*Magic Mix* and Gravy Recipe
Utah State University Cooperative Extension has an amazing recipe called *Magic Mix* (don’t the asterisks make it seem fancier?). It is basically the easiest, most convenient way to start a cream-based soup, a white sauce, other sauces or anything that starts with a roux (a paste made with oil and flour that is the base of many soups and sauces). All it calls for is flour, butter, and powdered milk (this is my other big use for cannery powdered milk. You absolutely cannot taste it). Just mix it in your mixer and store in the fridge.
I have used magic mix to make cream soups like cream of mushroom and cream of chicken (they have wheat and all kinds of chemicals in them), a delicious loaded potato soup, white sauce, and my absolute favorite use, gravy. Gravy and I were star-crossed lovers. I love gravy, but I hate to make it. It’s always lumpy, and that’s embarrassing as a hostess! Growing up we had roast for dinner most Sundays, and my mom made gravy to go with all of it. It was always delicious and lump free. I used to use my immersion blender to make mine smooth, but no more! I promised you a gravy recipe and more uses for cannery powdered milk some time ago, but decided to wait until the gravy holidays approached to tell you my secret. It’s magic mix!
I’ve used magic mix to make gravy to go with roasted chicken, pot roast and of course turkey.
Here’s what you do: Measure out your broth (be it chicken, turkey or roast), pour in a sauce pan, and add 2/3 cup magic mix per cup of broth. Depending on how salty your broth is, you may want to add salt and pepper. Heat on medium and whisk it as it heats. It will come to a boil. I let mine boil for a minute while whisking, then turn it off. Stir in a dash of Kitchen Bouquet (optional). That’s it! *Something important that can affect the quality of your gravy is that I separate out the fat from the broth and use just the broth to make the gravy. Leaving the fat in is tasty, and works when making gravy the traditional way, but it doesn’t work well with this method.
Now here’s the thing with this, everyone is a Goldilocks at heart and likes their gravy a different consistency. Some like it really thick, like me (I want it to stay where I put it and not run into my salad or jello), and some like it thinner. I would start with 1/2 cup magic mix per cup of broth and see how you like that consistency, then add more by 1/4 cup and heat to a boil until you figure out what is juuuuuuuuust right for you.
Here is a link to a booklet of recipes from Utah State, with magic mix and other recipes. For the sake of simplicity, I’ll also put the magic mix recipe here. http://extension.usu.edu/files/publications/publication/pub__3295363.pdf
2 cups NON-INSTANT (cannery) milk OR 4 cups instant nonfat dry milk (basically every other brand)
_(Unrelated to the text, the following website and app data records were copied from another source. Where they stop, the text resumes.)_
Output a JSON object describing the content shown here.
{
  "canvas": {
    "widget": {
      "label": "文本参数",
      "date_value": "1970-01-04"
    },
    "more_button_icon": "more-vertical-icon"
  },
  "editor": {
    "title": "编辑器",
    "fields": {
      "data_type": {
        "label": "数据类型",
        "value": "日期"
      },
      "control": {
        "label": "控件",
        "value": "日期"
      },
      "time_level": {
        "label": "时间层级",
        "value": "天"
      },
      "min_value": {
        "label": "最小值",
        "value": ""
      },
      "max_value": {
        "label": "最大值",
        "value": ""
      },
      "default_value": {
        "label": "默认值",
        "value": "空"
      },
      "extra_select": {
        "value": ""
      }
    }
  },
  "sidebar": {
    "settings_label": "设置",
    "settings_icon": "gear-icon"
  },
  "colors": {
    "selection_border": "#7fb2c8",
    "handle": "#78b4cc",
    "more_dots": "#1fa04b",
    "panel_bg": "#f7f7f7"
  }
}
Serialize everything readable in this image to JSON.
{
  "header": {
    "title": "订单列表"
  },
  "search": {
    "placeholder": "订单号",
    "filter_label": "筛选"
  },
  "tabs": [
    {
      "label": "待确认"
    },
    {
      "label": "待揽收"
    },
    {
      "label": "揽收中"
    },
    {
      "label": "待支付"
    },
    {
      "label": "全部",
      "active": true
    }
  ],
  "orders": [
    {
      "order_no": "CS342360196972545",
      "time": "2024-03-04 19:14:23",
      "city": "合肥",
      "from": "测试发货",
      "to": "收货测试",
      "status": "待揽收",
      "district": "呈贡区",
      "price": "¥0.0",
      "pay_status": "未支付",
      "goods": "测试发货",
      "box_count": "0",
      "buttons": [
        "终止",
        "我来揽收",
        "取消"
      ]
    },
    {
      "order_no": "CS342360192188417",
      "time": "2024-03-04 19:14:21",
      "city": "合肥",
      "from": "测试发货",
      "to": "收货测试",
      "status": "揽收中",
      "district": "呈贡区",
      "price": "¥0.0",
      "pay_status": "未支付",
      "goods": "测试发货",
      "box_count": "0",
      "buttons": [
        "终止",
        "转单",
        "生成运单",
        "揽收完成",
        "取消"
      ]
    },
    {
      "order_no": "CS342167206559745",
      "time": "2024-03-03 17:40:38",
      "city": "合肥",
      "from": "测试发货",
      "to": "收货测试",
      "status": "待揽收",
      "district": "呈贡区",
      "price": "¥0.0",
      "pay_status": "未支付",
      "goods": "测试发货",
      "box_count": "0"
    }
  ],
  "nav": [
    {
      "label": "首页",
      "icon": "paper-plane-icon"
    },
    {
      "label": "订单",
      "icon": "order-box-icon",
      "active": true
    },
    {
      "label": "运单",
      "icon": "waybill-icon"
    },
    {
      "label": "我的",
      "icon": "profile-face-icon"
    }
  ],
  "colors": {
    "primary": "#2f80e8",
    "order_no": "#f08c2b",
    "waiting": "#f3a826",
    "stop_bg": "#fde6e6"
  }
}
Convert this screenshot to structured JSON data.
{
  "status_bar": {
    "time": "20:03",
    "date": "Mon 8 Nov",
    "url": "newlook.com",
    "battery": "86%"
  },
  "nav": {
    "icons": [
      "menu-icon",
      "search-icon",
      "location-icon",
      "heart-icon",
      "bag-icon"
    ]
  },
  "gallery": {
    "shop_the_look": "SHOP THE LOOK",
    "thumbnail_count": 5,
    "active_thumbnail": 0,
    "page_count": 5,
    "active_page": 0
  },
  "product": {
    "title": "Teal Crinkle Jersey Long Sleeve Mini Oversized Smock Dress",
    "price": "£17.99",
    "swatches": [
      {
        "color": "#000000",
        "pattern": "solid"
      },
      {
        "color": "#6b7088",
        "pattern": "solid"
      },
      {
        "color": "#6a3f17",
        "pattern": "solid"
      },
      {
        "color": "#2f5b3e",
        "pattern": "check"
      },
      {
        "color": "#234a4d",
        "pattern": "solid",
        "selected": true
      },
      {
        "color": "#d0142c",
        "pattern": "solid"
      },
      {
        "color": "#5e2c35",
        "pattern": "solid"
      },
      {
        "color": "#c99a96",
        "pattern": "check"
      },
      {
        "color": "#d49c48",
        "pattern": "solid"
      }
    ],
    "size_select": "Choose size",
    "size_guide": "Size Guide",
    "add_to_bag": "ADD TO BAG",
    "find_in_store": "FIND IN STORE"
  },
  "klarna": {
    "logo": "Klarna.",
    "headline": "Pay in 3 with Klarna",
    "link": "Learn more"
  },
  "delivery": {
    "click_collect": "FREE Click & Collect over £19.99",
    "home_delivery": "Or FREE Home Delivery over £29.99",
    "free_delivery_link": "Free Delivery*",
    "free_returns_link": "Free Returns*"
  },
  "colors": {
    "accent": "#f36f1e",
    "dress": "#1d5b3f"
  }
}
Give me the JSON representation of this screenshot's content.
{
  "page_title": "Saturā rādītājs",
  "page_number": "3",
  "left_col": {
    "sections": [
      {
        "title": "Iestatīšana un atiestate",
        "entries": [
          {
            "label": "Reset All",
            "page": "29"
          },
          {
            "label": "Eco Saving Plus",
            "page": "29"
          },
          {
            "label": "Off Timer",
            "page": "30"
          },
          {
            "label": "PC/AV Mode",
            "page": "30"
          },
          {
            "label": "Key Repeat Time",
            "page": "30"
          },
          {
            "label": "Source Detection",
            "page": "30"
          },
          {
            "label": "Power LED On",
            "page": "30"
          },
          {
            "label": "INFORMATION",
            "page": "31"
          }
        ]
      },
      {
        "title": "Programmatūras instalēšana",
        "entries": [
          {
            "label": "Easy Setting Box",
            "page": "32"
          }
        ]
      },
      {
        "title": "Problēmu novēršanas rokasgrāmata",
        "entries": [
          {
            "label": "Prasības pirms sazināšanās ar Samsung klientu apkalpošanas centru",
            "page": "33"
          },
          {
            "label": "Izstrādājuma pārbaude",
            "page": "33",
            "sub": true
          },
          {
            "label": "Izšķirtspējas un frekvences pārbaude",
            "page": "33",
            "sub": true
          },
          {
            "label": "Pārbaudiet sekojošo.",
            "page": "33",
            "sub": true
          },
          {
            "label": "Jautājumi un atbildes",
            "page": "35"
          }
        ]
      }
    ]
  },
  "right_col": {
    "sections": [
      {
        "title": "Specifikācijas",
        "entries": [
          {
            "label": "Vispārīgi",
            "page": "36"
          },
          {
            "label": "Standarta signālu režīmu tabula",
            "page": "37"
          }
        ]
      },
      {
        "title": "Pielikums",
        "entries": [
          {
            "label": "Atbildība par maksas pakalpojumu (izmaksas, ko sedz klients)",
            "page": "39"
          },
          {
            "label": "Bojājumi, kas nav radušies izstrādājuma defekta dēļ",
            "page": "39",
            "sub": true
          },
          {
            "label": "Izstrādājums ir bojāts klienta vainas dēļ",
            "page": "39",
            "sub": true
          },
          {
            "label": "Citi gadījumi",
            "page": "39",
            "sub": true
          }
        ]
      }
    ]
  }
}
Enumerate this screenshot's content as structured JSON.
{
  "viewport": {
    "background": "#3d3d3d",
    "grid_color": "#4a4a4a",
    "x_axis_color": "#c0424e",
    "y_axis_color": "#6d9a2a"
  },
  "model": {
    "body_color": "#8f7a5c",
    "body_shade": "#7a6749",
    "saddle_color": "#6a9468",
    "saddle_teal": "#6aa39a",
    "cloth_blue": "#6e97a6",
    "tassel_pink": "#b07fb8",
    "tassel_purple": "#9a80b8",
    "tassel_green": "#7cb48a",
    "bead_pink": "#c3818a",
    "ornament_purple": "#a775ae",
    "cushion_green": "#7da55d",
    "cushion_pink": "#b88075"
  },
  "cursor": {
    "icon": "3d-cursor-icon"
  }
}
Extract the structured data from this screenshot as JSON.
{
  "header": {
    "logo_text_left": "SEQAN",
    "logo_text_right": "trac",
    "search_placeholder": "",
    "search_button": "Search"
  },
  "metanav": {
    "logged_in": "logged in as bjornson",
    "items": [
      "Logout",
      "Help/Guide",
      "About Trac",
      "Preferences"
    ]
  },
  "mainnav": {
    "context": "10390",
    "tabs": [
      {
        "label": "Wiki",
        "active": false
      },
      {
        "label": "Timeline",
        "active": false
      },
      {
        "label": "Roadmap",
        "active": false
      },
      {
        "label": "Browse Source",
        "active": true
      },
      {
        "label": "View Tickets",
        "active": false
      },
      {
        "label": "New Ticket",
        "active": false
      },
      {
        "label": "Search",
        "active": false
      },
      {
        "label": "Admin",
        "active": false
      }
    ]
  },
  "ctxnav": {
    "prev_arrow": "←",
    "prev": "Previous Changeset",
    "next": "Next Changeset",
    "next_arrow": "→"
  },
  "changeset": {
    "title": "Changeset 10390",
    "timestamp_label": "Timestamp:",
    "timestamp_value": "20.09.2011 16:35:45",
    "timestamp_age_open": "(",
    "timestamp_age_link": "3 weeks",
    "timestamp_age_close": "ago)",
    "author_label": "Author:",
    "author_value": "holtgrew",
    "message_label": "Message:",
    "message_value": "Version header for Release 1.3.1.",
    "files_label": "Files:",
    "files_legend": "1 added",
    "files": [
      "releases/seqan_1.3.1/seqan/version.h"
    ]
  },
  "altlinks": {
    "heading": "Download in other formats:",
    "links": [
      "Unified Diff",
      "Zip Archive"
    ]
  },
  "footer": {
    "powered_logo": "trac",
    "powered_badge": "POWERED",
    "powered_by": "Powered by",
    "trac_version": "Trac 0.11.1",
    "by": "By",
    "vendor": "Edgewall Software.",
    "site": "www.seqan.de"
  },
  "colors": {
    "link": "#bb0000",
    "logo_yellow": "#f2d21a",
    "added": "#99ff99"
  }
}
1 cup butter (room temp is easiest)
1 cup flour or 1/2 cup cornstarch
Mix in your mixer with the whisk attachment until it is all incorporated and looks like cornmeal. Store in the fridge for use.
I actually tried it with butter powder, just to see how it would work, and it worked out fine. That might be the only reason I’d store powdered butter in my food storage. It’s also easier for making magic mix if you don’t have power. You will have to add more water to the sauce when you use the mix.
So there you go! The easiest gravy, and it is so delicious! You will be the Thanksgiving hero with your lump-free gravy, and you won’t have to dirty the blender (or burn yourself) trying to get rid of lumps.